_YOUR GOAL:_ Your answer should be one number: how many lines below hold the word "British".

EXERCISE MATERIALS below:

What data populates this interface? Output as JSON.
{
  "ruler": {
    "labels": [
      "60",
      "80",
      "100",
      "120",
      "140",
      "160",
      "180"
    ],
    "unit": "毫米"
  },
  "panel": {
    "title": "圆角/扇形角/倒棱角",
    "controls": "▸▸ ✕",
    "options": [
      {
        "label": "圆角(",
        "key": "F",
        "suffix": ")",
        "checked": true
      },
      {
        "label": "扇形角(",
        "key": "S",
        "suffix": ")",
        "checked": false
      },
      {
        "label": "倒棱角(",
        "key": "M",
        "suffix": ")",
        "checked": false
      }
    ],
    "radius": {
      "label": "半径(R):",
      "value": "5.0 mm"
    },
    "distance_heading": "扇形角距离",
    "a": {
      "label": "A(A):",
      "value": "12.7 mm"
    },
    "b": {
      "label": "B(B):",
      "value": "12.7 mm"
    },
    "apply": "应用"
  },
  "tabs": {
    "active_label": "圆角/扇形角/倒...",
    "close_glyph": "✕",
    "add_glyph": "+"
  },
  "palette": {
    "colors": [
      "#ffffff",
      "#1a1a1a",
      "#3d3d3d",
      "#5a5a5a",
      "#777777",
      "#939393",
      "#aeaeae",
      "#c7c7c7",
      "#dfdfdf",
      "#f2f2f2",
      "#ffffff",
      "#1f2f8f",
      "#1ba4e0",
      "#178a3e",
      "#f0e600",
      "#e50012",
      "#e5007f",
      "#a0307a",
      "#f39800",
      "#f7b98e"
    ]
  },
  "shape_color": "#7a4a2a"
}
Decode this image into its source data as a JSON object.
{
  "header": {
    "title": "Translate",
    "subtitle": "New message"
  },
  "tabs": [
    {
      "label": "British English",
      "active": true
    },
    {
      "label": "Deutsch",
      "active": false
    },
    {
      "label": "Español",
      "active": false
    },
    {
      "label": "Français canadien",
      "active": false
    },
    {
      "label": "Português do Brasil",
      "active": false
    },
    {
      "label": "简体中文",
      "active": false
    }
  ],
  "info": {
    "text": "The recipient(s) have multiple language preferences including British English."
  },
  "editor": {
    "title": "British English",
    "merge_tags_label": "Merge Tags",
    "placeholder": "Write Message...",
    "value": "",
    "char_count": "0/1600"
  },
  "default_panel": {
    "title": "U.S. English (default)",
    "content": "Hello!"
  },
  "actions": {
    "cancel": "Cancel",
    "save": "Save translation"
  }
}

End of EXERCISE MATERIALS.

_RESPONSE TO THE EXERCISE:_ 3